Required action: Pictures are to be left out, but please repeat each record exactly.
Start of Provided data
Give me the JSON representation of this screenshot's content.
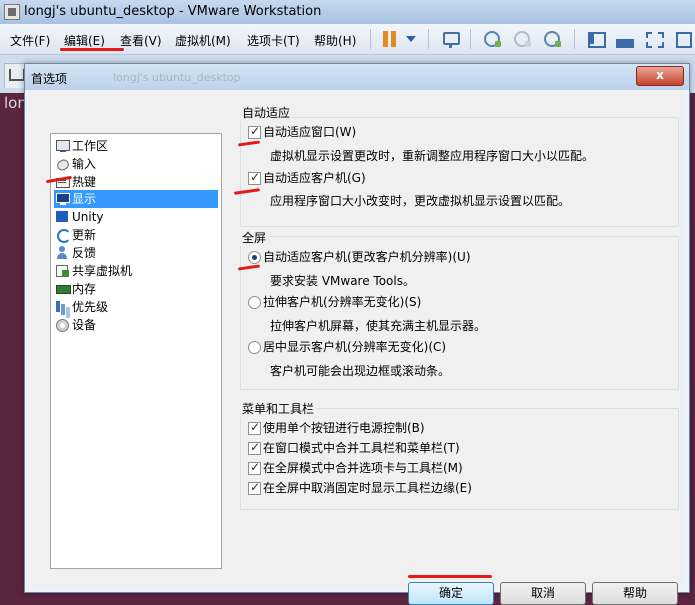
{
  "window": {
    "title": "longj's ubuntu_desktop - VMware Workstation"
  },
  "menubar": {
    "items": [
      "文件(F)",
      "编辑(E)",
      "查看(V)",
      "虚拟机(M)",
      "选项卡(T)",
      "帮助(H)"
    ]
  },
  "toolbar": {
    "icons": [
      "pause-icon",
      "dropdown-icon",
      "network-icon",
      "snapshot-icon",
      "revert-snapshot-icon",
      "snapshot-manager-icon",
      "library-icon",
      "console-view-icon",
      "full-screen-icon",
      "unity-view-icon"
    ]
  },
  "vm": {
    "console_text": "lon"
  },
  "dialog": {
    "title": "首选项",
    "ghost_title": "longj's ubuntu_desktop",
    "close_label": "x",
    "nav": [
      {
        "label": "工作区",
        "icon": "workspace-icon",
        "selected": false
      },
      {
        "label": "输入",
        "icon": "input-icon",
        "selected": false
      },
      {
        "label": "热键",
        "icon": "hotkeys-icon",
        "selected": false
      },
      {
        "label": "显示",
        "icon": "display-icon",
        "selected": true
      },
      {
        "label": "Unity",
        "icon": "unity-icon",
        "selected": false
      },
      {
        "label": "更新",
        "icon": "update-icon",
        "selected": false
      },
      {
        "label": "反馈",
        "icon": "feedback-icon",
        "selected": false
      },
      {
        "label": "共享虚拟机",
        "icon": "shared-vm-icon",
        "selected": false
      },
      {
        "label": "内存",
        "icon": "memory-icon",
        "selected": false
      },
      {
        "label": "优先级",
        "icon": "priority-icon",
        "selected": false
      },
      {
        "label": "设备",
        "icon": "devices-icon",
        "selected": false
      }
    ],
    "autofit": {
      "title": "自动适应",
      "window_opt": "自动适应窗口(W)",
      "window_checked": true,
      "window_desc": "虚拟机显示设置更改时，重新调整应用程序窗口大小以匹配。",
      "guest_opt": "自动适应客户机(G)",
      "guest_checked": true,
      "guest_desc": "应用程序窗口大小改变时，更改虚拟机显示设置以匹配。"
    },
    "fullscreen": {
      "title": "全屏",
      "selected": "autofit_guest",
      "opt1": "自动适应客户机(更改客户机分辨率)(U)",
      "opt1_desc": "要求安装 VMware Tools。",
      "opt2": "拉伸客户机(分辨率无变化)(S)",
      "opt2_desc": "拉伸客户机屏幕，使其充满主机显示器。",
      "opt3": "居中显示客户机(分辨率无变化)(C)",
      "opt3_desc": "客户机可能会出现边框或滚动条。"
    },
    "menus": {
      "title": "菜单和工具栏",
      "items": [
        {
          "label": "使用单个按钮进行电源控制(B)",
          "checked": true
        },
        {
          "label": "在窗口模式中合并工具栏和菜单栏(T)",
          "checked": true
        },
        {
          "label": "在全屏模式中合并选项卡与工具栏(M)",
          "checked": true
        },
        {
          "label": "在全屏中取消固定时显示工具栏边缘(E)",
          "checked": true
        }
      ]
    },
    "buttons": {
      "ok": "确定",
      "cancel": "取消",
      "help": "帮助"
    }
  },
  "annotation_color": "#e21a1a"
}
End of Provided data
Written reply:
Give me the JSON representation of this screenshot's content.
{
  "window": {
    "title": "longj's ubuntu_desktop - VMware Workstation"
  },
  "menubar": {
    "items": [
      "文件(F)",
      "编辑(E)",
      "查看(V)",
      "虚拟机(M)",
      "选项卡(T)",
      "帮助(H)"
    ]
  },
  "toolbar": {
    "icons": [
      "pause-icon",
      "dropdown-icon",
      "network-icon",
      "snapshot-icon",
      "revert-snapshot-icon",
      "snapshot-manager-icon",
      "library-icon",
      "console-view-icon",
      "full-screen-icon",
      "unity-view-icon"
    ]
  },
  "vm": {
    "console_text": "lon"
  },
  "dialog": {
    "title": "首选项",
    "ghost_title": "longj's ubuntu_desktop",
    "close_label": "x",
    "nav": [
      {
        "label": "工作区",
        "icon": "workspace-icon",
        "selected": false
      },
      {
        "label": "输入",
        "icon": "input-icon",
        "selected": false
      },
      {
        "label": "热键",
        "icon": "hotkeys-icon",
        "selected": false
      },
      {
        "label": "显示",
        "icon": "display-icon",
        "selected": true
      },
      {
        "label": "Unity",
        "icon": "unity-icon",
        "selected": false
      },
      {
        "label": "更新",
        "icon": "update-icon",
        "selected": false
      },
      {
        "label": "反馈",
        "icon": "feedback-icon",
        "selected": false
      },
      {
        "label": "共享虚拟机",
        "icon": "shared-vm-icon",
        "selected": false
      },
      {
        "label": "内存",
        "icon": "memory-icon",
        "selected": false
      },
      {
        "label": "优先级",
        "icon": "priority-icon",
        "selected": false
      },
      {
        "label": "设备",
        "icon": "devices-icon",
        "selected": false
      }
    ],
    "autofit": {
      "title": "自动适应",
      "window_opt": "自动适应窗口(W)",
      "window_checked": true,
      "window_desc": "虚拟机显示设置更改时，重新调整应用程序窗口大小以匹配。",
      "guest_opt": "自动适应客户机(G)",
      "guest_checked": true,
      "guest_desc": "应用程序窗口大小改变时，更改虚拟机显示设置以匹配。"
    },
    "fullscreen": {
      "title": "全屏",
      "selected": "autofit_guest",
      "opt1": "自动适应客户机(更改客户机分辨率)(U)",
      "opt1_desc": "要求安装 VMware Tools。",
      "opt2": "拉伸客户机(分辨率无变化)(S)",
      "opt2_desc": "拉伸客户机屏幕，使其充满主机显示器。",
      "opt3": "居中显示客户机(分辨率无变化)(C)",
      "opt3_desc": "客户机可能会出现边框或滚动条。"
    },
    "menus": {
      "title": "菜单和工具栏",
      "items": [
        {
          "label": "使用单个按钮进行电源控制(B)",
          "checked": true
        },
        {
          "label": "在窗口模式中合并工具栏和菜单栏(T)",
          "checked": true
        },
        {
          "label": "在全屏模式中合并选项卡与工具栏(M)",
          "checked": true
        },
        {
          "label": "在全屏中取消固定时显示工具栏边缘(E)",
          "checked": true
        }
      ]
    },
    "buttons": {
      "ok": "确定",
      "cancel": "取消",
      "help": "帮助"
    }
  },
  "annotation_color": "#e21a1a"
}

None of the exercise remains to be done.